What’s in a Placebo Effect?
Most of us have at least a general idea of what the placebo effect is, but many people often dismiss it, or worse, embrace it. I’ve lost count on how many times I’ve heard someone say something to the effect, “What’s the harm of a placebo effect if it makes you better?” Outside of the fact that we simply never learn if something really works, a placebo effect can lead to at best wasted resources (i.e., you buy a product that you do not really need), and at worst, precludes individuals from using treatments that really work that might save their lives; Steve Jobs learned this one the hard way. However, specific to micro-dosing in elite athletes, it is entirely possible that all we’re seeing is a placebo effect. How can I say this? I cannot, but research can.
In a paper just published by Ross et al. in Medicine and Science in Sports and Exercise, 15 club level runners completed a randomized cross-over study where runners injected either OxyRBX (actually saline), a drug they believed was performance enhancing, or nothing for a 7-day period before being retested. As a cross-over study, all runners had both treatments. The findings were nothing short of intriguing. Compared to control, the injected placebo improved 3-km race time by 1.2%; both statistically significant and relevant to real-world performance.
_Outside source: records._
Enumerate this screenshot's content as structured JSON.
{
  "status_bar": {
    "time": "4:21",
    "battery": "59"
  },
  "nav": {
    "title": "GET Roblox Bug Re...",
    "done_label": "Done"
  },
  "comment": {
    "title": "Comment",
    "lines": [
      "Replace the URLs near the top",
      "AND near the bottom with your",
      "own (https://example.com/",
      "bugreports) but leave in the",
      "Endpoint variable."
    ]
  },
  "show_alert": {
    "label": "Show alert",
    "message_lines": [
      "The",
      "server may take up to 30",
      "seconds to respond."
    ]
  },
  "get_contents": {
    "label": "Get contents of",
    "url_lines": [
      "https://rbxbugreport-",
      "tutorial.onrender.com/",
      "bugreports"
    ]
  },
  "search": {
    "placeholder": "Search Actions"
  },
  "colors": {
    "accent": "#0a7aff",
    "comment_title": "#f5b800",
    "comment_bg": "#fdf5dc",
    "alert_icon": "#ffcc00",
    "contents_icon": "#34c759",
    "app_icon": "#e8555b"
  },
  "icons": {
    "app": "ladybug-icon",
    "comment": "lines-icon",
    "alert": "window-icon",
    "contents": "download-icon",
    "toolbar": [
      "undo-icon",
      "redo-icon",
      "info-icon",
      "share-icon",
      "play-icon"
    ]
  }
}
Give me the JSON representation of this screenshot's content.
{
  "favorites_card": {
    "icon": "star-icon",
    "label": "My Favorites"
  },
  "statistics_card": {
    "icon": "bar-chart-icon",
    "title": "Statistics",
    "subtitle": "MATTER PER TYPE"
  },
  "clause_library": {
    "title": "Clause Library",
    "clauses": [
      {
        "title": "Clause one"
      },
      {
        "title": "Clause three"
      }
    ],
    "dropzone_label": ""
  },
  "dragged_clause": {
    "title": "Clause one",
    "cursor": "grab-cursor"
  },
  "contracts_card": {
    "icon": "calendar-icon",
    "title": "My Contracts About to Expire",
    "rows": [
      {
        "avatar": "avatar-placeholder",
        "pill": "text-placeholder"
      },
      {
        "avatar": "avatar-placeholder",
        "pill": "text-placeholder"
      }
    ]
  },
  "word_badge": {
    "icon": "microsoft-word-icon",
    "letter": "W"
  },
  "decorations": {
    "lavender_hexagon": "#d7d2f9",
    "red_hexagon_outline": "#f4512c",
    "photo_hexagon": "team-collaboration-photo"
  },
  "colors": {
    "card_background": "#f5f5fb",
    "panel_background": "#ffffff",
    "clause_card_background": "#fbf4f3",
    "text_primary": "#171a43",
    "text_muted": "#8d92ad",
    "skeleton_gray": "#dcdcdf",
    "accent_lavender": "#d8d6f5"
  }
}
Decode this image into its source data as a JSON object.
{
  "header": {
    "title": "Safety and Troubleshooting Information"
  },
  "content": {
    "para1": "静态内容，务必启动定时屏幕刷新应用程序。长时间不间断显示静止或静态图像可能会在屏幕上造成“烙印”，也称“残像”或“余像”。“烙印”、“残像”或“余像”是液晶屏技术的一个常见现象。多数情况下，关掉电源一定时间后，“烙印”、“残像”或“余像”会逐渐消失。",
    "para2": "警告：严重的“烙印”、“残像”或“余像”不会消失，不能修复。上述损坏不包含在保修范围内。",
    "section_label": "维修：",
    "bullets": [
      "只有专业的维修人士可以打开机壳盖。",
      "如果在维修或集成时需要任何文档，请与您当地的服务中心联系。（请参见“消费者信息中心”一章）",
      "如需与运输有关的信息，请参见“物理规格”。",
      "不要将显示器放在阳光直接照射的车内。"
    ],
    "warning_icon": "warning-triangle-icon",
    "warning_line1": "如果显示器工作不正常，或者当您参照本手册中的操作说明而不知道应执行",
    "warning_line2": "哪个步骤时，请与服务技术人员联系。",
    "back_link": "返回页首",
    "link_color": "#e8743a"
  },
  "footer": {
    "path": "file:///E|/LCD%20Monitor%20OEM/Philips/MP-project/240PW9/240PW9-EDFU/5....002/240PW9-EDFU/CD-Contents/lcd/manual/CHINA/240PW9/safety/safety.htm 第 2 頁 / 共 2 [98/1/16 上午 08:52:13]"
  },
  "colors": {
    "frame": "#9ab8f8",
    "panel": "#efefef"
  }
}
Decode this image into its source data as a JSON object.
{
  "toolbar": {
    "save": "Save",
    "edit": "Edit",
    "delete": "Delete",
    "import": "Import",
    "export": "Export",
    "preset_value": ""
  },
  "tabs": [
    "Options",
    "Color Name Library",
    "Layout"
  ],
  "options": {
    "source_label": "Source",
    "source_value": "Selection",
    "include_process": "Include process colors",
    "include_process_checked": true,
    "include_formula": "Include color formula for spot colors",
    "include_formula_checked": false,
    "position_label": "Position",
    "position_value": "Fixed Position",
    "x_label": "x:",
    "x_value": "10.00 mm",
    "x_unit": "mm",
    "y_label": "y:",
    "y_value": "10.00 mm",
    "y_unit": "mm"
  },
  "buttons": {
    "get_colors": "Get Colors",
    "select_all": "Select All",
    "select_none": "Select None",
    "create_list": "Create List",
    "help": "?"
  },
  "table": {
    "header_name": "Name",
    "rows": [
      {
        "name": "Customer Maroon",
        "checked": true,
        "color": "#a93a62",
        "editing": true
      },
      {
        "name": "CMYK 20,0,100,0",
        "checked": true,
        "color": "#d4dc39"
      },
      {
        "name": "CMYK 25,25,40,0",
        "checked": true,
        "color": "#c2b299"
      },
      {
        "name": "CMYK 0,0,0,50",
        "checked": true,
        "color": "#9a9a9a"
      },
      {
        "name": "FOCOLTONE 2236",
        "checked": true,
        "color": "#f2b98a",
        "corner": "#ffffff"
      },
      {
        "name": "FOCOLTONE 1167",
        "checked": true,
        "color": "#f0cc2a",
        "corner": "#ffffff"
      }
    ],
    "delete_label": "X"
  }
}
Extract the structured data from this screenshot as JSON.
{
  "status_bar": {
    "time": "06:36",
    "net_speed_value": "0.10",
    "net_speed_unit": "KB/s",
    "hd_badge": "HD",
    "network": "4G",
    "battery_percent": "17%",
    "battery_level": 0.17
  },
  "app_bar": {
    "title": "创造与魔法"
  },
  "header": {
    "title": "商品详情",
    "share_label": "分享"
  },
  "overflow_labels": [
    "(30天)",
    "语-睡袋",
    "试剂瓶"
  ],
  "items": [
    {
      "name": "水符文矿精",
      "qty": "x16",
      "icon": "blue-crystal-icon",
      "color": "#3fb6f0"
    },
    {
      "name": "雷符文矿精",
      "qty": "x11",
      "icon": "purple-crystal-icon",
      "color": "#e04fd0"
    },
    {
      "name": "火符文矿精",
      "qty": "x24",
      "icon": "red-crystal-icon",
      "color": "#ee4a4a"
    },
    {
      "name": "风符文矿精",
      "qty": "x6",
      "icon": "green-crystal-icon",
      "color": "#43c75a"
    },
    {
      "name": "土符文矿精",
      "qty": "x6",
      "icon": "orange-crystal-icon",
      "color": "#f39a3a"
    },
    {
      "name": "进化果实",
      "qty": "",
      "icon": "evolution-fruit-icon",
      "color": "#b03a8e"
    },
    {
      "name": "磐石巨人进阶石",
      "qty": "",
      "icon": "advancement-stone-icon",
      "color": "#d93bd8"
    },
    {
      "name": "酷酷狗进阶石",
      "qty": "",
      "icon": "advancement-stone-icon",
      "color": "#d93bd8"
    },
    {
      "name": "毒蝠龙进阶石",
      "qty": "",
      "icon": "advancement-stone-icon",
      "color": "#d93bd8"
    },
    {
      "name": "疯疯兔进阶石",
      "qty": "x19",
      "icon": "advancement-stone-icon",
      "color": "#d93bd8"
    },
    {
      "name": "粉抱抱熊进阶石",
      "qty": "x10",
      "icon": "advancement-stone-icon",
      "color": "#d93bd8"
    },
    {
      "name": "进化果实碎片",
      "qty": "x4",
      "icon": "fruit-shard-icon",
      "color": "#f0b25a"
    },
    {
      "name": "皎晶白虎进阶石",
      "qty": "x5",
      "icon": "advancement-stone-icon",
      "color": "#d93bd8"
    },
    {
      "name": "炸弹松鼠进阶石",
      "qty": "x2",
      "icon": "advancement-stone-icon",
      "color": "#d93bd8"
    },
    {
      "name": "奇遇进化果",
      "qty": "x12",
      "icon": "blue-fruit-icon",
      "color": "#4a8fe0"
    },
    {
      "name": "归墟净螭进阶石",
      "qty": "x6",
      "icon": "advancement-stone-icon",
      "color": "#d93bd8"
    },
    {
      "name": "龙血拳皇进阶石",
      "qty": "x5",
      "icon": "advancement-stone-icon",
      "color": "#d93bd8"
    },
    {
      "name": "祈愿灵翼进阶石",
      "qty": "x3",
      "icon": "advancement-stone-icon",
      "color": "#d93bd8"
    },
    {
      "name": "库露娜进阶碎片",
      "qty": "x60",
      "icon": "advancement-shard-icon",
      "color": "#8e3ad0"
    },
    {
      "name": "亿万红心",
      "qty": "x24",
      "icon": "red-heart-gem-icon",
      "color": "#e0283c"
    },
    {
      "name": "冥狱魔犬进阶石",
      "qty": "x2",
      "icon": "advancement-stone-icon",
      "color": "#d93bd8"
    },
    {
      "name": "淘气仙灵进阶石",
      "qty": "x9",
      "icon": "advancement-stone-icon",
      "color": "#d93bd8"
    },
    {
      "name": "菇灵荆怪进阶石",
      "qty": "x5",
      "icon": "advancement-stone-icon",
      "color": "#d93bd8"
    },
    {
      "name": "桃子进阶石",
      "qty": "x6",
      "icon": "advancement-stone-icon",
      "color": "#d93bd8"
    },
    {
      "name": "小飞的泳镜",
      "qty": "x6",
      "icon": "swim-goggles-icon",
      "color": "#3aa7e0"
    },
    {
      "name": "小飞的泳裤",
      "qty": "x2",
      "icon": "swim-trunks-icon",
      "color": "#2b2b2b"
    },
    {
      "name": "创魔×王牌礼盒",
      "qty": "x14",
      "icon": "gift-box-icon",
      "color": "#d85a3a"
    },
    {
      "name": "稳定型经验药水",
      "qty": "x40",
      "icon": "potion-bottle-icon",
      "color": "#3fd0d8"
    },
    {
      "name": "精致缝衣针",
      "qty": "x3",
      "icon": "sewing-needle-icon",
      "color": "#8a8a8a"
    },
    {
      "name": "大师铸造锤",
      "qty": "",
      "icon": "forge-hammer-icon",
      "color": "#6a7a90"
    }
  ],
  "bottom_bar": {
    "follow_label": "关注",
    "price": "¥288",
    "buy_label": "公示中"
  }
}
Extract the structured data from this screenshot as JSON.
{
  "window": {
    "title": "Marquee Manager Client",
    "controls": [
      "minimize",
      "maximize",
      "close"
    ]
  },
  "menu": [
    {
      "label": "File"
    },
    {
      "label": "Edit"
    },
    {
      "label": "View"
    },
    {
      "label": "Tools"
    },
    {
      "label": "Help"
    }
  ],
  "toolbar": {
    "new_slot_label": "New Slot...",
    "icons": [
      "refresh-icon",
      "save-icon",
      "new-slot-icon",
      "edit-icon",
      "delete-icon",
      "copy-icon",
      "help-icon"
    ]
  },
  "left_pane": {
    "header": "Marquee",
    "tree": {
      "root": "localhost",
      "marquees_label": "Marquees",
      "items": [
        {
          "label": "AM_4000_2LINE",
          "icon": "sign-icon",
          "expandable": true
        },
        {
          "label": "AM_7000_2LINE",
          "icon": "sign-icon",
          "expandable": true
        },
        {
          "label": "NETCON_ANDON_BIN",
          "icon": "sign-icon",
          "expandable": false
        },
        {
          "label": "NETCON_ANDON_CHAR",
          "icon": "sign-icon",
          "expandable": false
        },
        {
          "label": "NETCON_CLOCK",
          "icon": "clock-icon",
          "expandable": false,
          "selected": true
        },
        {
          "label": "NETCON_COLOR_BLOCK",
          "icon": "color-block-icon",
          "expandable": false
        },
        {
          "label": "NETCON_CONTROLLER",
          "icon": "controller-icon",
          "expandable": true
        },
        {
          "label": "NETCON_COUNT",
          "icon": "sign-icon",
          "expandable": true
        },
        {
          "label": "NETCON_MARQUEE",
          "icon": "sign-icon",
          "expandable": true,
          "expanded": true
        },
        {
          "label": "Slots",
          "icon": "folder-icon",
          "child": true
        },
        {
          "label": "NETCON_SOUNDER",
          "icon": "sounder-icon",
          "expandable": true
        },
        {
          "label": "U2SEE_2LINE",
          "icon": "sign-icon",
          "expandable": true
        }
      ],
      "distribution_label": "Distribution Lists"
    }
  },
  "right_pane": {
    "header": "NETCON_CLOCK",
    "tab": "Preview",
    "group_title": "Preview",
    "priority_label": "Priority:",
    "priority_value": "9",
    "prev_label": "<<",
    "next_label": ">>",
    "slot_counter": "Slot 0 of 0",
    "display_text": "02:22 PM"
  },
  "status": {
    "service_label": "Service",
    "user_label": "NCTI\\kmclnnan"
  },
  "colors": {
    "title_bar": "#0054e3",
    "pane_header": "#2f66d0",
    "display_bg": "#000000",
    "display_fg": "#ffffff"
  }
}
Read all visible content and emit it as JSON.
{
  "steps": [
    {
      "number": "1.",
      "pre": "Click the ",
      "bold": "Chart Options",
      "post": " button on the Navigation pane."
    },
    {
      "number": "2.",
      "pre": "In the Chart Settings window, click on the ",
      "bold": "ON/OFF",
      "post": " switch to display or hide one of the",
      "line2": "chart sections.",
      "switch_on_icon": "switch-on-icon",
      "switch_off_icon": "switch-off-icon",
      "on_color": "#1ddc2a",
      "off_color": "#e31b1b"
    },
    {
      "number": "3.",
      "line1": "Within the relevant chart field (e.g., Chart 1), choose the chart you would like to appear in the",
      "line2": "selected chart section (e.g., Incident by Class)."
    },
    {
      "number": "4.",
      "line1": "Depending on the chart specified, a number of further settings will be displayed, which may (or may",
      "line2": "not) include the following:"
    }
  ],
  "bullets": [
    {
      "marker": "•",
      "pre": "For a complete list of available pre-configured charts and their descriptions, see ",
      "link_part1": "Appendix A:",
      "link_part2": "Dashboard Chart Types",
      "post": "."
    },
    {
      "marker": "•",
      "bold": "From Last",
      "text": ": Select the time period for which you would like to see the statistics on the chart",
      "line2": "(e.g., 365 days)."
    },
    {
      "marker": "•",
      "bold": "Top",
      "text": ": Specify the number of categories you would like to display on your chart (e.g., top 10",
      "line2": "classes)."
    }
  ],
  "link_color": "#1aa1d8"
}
The runners also reported reduced effort level, and greater motivation. If 1.2% seems irrelevant, consider that the difference between Chris Froome and Thibault Pinot final overall time at the 2015 Tour de France was less than 1%; incidentally, the difference between 1st and last place was just 5.8%.
What to Believe
It seems that no matter how far the testing evolves, cycling fans seem unable to move beyond doubt. These doubts are only fueled by armchair analysts, federation officials more concerned with image than truth, media outlets looking for ratings, and of course the regular positive drug test. For me, however, I still enjoy watching the sport for what it is, and try not to get bogged down in the innuendo. The fact is, I can, and have, made the case for why riders are or are not still doping, because if you look hard enough you can find the data you seek. However, if you ask my honest opinion, cycling is not any worse than other sports and is still cleaner than it ever has been. And, I saw nothing at this year’s Tour to suggest otherworld performances like Miguel Indurain’s utter decimation of the field in the 1992 TdF’s first time trial more than 20 years ago!